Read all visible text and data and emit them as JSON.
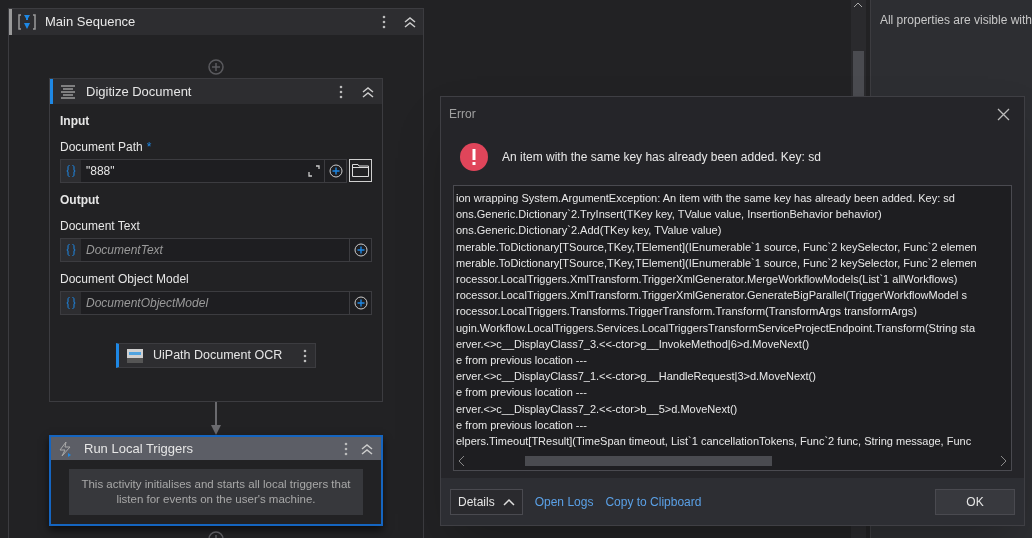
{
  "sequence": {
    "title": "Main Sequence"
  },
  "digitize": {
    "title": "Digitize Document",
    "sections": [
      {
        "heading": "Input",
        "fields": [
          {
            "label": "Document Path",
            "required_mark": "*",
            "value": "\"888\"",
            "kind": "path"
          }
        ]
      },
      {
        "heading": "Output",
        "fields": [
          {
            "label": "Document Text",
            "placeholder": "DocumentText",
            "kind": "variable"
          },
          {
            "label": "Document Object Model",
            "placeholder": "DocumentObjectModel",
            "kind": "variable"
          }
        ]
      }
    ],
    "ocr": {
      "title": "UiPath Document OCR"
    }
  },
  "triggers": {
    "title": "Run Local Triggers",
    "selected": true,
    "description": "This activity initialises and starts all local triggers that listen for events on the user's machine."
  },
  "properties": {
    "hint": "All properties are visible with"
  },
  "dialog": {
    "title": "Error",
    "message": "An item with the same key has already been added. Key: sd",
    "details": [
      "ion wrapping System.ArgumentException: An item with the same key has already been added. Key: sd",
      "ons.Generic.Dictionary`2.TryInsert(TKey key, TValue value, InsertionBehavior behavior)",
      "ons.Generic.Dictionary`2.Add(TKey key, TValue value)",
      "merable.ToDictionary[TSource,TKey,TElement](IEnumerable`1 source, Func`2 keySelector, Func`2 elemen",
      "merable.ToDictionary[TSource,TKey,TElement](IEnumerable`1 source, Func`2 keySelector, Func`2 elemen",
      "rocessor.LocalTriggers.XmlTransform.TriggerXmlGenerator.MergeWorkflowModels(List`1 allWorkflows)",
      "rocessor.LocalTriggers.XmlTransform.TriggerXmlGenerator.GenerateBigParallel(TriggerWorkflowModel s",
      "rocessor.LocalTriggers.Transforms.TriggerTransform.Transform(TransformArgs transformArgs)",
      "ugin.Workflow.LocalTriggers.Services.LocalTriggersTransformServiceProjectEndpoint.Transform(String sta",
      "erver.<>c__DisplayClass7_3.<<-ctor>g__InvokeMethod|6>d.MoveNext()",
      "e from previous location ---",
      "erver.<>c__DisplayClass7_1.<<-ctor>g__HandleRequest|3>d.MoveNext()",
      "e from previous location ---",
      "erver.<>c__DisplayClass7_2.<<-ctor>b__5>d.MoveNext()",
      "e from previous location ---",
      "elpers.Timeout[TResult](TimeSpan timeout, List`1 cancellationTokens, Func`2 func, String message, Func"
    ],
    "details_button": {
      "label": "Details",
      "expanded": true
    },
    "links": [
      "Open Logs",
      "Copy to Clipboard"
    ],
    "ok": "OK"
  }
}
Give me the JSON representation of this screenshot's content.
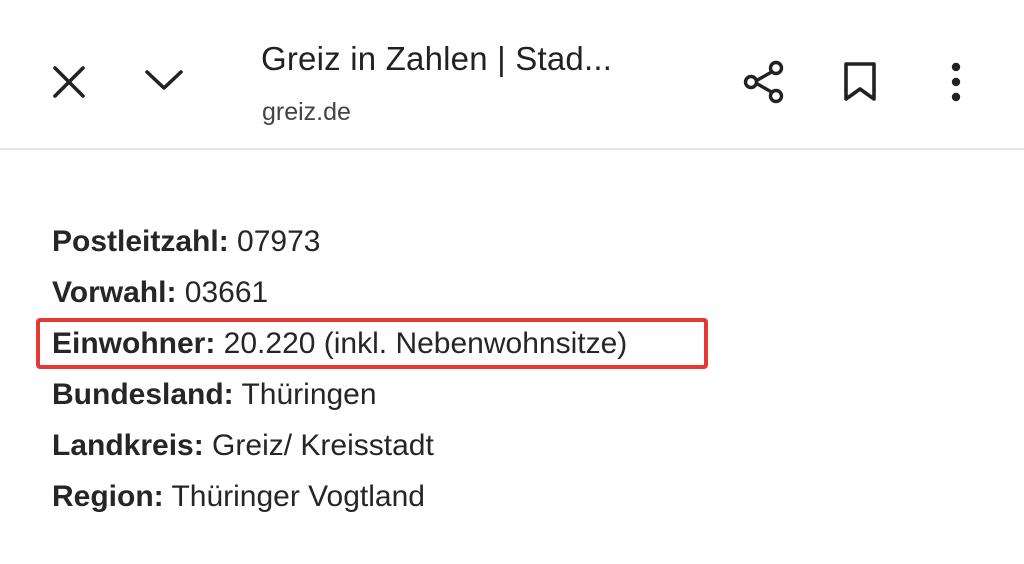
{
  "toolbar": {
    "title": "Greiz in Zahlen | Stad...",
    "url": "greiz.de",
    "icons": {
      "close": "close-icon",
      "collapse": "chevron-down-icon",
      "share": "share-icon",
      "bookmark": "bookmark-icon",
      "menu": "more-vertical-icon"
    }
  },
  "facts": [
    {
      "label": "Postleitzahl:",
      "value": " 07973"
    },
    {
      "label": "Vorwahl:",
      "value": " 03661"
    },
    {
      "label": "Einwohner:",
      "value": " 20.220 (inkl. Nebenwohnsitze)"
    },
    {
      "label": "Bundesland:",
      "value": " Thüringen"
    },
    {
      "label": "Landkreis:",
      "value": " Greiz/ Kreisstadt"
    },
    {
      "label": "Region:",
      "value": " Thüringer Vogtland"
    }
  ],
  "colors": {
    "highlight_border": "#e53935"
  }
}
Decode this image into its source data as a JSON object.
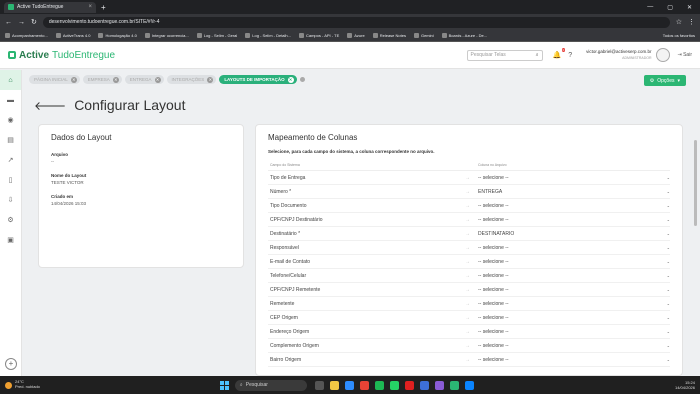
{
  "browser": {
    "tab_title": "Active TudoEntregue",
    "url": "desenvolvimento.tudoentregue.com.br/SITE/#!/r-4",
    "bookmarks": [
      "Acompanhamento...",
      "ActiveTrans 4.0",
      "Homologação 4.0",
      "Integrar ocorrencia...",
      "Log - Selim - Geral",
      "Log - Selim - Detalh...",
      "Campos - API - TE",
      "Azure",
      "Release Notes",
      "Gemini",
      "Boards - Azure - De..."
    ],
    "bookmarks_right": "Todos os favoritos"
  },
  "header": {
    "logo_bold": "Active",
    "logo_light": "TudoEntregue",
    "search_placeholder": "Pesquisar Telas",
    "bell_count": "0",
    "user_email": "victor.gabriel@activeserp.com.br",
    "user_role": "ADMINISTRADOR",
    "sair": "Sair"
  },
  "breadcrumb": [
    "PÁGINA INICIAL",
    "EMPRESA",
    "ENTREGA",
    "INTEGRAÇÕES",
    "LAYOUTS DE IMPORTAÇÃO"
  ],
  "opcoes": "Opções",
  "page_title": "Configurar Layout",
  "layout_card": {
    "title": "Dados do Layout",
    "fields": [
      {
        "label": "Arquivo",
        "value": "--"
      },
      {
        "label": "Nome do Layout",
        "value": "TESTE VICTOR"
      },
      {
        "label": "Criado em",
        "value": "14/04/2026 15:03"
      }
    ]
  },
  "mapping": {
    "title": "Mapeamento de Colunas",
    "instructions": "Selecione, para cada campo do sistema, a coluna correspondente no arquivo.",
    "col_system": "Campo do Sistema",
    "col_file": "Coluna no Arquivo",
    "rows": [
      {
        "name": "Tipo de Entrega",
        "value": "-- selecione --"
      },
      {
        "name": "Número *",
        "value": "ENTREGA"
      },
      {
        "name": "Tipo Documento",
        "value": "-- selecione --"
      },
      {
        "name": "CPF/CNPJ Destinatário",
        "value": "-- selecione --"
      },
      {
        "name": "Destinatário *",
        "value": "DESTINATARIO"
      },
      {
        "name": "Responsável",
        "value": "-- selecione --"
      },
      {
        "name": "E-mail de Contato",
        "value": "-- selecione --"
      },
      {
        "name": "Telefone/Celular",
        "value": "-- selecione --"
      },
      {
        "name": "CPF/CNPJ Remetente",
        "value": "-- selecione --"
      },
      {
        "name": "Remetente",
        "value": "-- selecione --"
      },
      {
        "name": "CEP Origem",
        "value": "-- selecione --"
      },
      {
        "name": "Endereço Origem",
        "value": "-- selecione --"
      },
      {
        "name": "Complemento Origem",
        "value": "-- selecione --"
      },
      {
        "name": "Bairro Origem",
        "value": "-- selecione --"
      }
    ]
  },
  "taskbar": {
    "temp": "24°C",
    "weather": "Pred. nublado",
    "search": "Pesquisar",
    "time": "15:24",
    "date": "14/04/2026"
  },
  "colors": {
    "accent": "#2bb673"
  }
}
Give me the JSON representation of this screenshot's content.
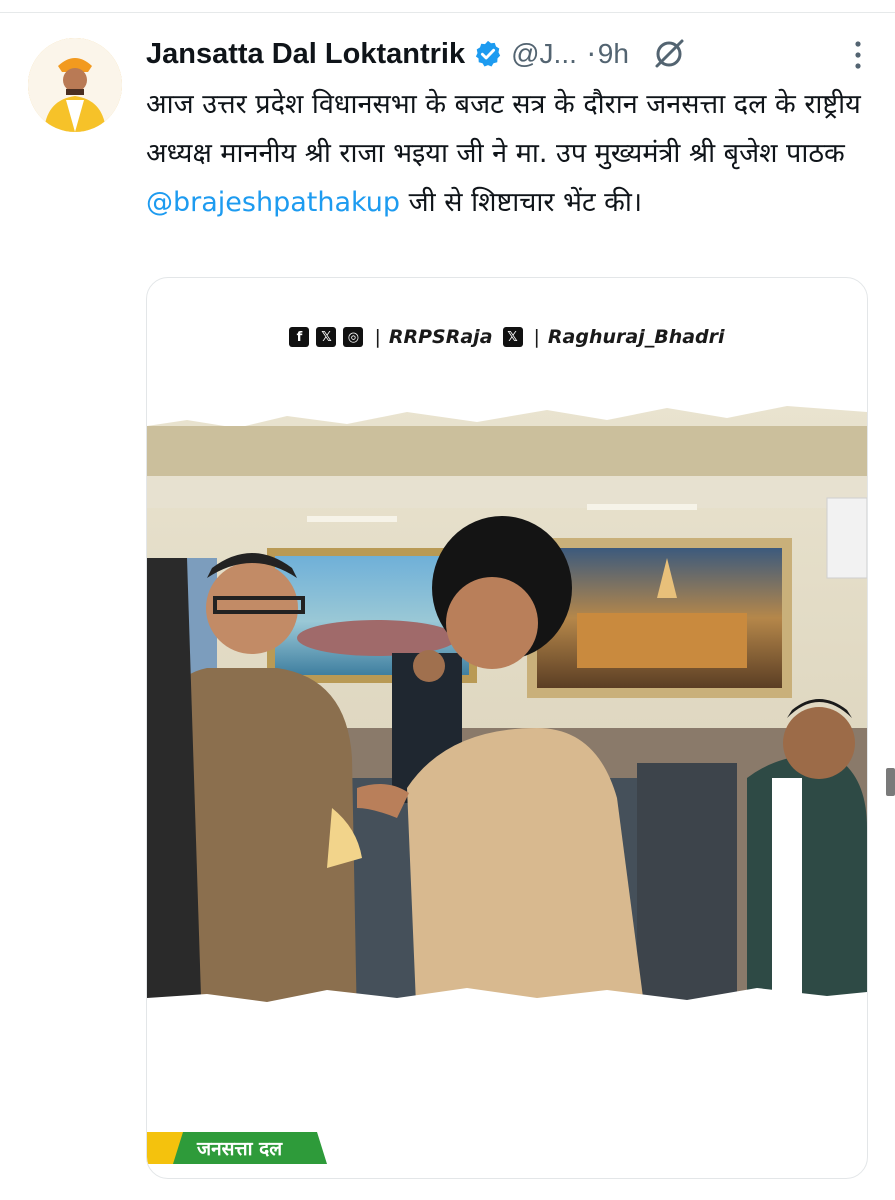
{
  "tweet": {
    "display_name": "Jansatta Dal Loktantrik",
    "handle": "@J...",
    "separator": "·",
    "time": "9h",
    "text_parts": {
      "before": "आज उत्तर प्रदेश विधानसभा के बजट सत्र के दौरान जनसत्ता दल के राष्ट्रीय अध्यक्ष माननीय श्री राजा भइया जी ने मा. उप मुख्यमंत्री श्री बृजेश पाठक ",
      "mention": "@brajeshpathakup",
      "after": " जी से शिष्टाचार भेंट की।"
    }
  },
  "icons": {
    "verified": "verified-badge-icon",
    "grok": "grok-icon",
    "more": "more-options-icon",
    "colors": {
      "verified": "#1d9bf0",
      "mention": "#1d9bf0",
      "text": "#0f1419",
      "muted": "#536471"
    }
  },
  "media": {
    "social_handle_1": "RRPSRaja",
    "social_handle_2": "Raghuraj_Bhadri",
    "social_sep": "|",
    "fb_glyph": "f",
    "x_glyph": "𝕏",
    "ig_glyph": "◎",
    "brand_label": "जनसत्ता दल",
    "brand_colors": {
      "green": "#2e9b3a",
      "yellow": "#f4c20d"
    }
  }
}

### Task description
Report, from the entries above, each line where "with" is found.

### Response
    "hint": "All properties are visible with"
    "message": "An item with the same key has already been added. Key: sd",
      "ion wrapping System.ArgumentException: An item with the same key has already been added. Key: sd",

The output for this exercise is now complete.